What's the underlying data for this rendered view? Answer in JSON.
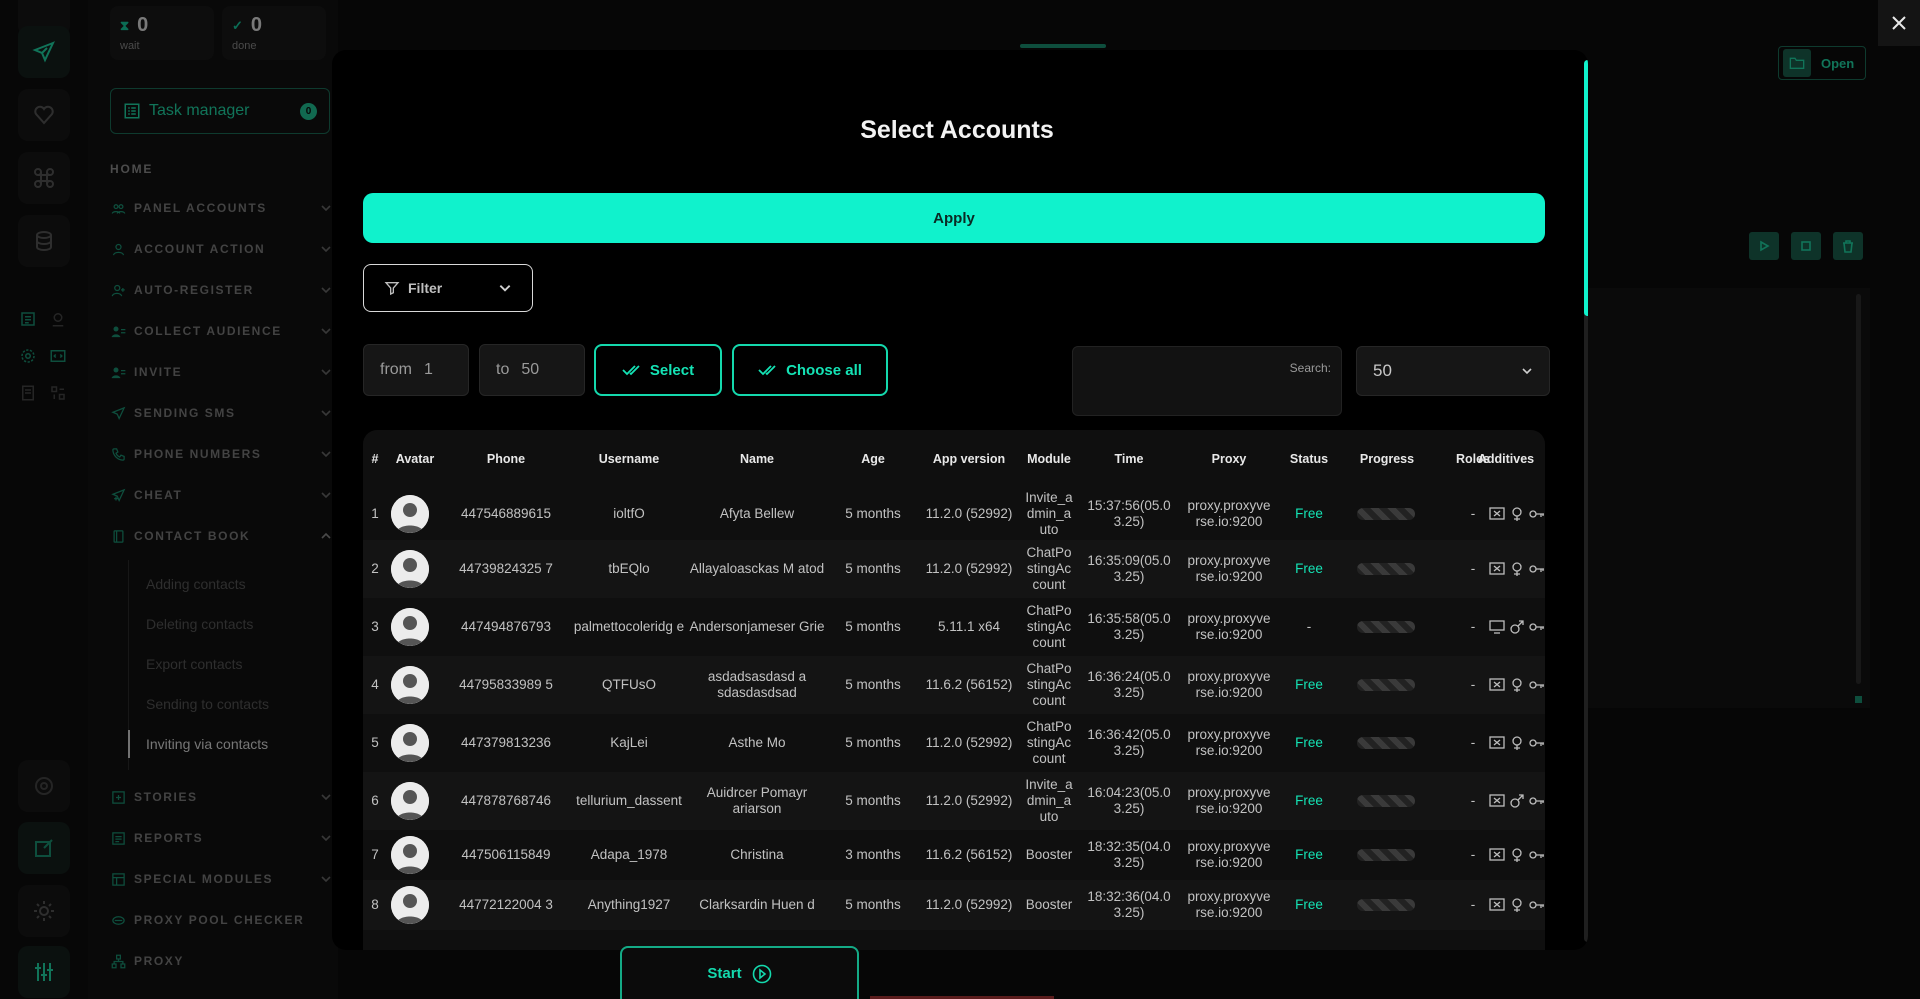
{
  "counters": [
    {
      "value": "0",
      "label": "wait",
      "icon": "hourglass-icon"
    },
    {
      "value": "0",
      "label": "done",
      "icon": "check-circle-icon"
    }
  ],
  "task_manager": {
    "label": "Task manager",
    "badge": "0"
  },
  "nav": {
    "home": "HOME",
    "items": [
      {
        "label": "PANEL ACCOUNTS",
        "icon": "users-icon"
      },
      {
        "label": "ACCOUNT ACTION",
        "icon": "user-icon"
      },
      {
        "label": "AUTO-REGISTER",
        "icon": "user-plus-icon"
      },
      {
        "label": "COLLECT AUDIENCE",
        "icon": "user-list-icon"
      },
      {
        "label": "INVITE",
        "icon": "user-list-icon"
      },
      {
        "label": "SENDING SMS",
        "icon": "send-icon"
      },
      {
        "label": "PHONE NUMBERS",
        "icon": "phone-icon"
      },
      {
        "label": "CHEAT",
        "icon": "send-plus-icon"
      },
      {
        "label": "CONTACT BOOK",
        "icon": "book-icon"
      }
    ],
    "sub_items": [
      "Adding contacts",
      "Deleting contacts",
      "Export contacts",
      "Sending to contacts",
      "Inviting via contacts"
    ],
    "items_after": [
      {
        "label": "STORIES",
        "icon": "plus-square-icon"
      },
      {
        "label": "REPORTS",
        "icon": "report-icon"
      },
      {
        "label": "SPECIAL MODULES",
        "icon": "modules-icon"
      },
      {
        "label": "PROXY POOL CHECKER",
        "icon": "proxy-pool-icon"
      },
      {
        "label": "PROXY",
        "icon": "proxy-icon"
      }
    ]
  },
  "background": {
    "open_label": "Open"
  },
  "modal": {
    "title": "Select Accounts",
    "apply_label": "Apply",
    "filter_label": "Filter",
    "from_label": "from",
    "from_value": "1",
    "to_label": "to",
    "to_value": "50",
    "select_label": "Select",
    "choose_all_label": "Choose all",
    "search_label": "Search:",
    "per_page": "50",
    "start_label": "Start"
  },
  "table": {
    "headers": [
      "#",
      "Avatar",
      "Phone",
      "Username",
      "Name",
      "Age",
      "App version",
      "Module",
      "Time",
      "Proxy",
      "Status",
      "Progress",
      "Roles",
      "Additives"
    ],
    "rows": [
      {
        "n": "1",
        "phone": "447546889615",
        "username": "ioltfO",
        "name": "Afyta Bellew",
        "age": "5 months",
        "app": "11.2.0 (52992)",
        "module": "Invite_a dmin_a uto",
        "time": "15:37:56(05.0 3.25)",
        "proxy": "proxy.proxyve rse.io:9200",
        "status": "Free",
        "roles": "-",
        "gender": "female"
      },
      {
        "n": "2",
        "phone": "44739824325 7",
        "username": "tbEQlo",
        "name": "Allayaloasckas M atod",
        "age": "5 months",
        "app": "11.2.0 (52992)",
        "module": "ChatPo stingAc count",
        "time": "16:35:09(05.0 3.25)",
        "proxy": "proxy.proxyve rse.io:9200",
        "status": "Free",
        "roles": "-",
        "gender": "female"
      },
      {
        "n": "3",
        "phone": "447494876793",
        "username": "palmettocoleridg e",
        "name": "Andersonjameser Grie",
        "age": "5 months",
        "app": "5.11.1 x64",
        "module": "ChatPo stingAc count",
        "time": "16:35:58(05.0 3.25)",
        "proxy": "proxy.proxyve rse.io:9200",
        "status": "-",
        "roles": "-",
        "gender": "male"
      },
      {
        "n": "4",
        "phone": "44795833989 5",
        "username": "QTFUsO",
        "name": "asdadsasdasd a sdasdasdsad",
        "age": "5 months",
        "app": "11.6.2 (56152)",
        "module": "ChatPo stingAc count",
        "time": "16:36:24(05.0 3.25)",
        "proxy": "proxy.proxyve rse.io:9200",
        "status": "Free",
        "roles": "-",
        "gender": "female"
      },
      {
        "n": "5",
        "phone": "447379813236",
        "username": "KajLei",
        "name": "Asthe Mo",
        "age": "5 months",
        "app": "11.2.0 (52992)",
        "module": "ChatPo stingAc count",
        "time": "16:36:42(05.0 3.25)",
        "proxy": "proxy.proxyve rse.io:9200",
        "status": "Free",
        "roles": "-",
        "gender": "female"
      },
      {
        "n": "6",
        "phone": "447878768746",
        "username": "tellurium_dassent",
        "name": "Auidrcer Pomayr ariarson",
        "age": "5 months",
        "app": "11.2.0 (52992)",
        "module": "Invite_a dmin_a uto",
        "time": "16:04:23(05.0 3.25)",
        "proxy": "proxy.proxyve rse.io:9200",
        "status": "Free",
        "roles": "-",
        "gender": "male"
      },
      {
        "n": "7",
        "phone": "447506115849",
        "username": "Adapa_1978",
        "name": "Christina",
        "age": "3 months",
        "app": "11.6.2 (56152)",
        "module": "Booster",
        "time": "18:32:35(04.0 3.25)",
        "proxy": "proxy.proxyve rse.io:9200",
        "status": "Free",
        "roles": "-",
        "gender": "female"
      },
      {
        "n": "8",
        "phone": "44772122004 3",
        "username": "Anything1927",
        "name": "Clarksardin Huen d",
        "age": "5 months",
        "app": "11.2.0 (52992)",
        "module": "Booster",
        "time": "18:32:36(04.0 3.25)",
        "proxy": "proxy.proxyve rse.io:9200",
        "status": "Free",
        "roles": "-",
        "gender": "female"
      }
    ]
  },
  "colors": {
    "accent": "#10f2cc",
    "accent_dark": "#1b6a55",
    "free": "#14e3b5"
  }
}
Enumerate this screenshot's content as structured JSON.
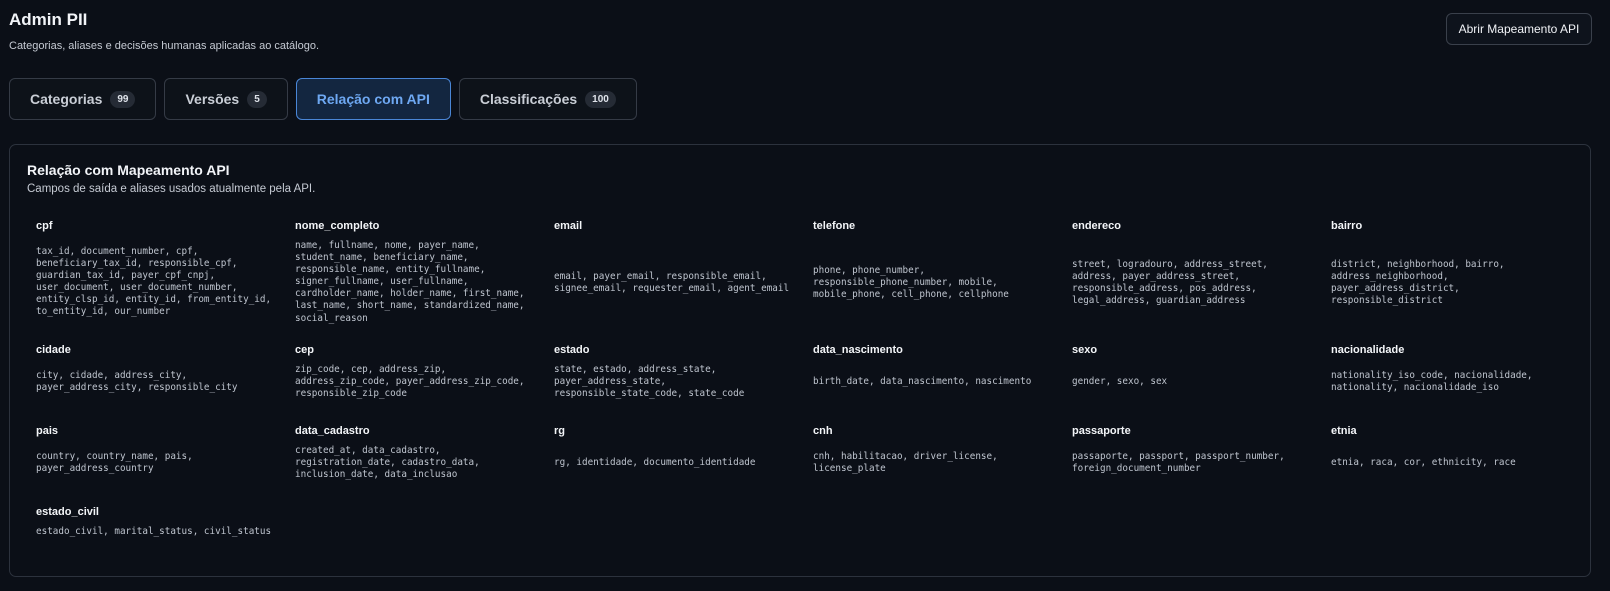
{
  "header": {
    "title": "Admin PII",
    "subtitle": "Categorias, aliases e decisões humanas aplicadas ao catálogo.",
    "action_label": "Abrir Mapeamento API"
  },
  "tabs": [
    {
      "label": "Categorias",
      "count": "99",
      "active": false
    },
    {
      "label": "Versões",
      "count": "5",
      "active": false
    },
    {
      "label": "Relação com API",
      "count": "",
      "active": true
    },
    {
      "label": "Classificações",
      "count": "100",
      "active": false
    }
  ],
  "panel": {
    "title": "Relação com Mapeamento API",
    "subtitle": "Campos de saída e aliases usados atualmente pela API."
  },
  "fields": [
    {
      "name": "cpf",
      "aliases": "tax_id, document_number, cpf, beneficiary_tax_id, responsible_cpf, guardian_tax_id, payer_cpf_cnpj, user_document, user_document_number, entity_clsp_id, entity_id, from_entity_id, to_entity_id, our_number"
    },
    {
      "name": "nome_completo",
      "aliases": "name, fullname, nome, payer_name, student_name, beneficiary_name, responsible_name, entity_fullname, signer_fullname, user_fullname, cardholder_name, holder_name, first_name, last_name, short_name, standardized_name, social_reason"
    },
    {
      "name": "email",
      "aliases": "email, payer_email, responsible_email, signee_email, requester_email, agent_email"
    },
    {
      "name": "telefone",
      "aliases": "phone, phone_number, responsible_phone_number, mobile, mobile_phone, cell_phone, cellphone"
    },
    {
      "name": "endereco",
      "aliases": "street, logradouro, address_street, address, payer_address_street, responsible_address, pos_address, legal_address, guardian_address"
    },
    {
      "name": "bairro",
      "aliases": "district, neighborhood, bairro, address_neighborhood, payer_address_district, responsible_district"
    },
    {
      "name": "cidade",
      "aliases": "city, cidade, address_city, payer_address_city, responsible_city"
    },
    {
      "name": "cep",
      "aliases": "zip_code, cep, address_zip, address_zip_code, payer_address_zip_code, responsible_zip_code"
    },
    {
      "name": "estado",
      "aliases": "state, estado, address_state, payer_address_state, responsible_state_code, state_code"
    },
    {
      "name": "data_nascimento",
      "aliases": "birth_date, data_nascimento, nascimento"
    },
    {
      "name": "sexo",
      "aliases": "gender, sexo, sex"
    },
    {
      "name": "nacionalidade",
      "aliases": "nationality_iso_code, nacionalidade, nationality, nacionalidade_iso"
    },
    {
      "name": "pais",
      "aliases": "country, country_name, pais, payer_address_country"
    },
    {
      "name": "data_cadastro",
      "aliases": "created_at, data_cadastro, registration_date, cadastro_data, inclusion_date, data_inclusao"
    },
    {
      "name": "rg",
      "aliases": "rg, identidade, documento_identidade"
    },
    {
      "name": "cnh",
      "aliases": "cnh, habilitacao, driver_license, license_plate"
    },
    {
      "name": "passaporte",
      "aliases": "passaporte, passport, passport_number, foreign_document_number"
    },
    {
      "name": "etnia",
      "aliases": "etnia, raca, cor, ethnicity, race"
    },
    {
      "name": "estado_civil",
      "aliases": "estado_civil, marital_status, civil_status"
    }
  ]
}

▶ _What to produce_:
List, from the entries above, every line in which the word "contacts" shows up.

▶ _Answer for this exercise_:
      "Adding contacts",
      "Deleting contacts",
      "Export contacts",
      "Sending to contacts",
      "Inviting via contacts"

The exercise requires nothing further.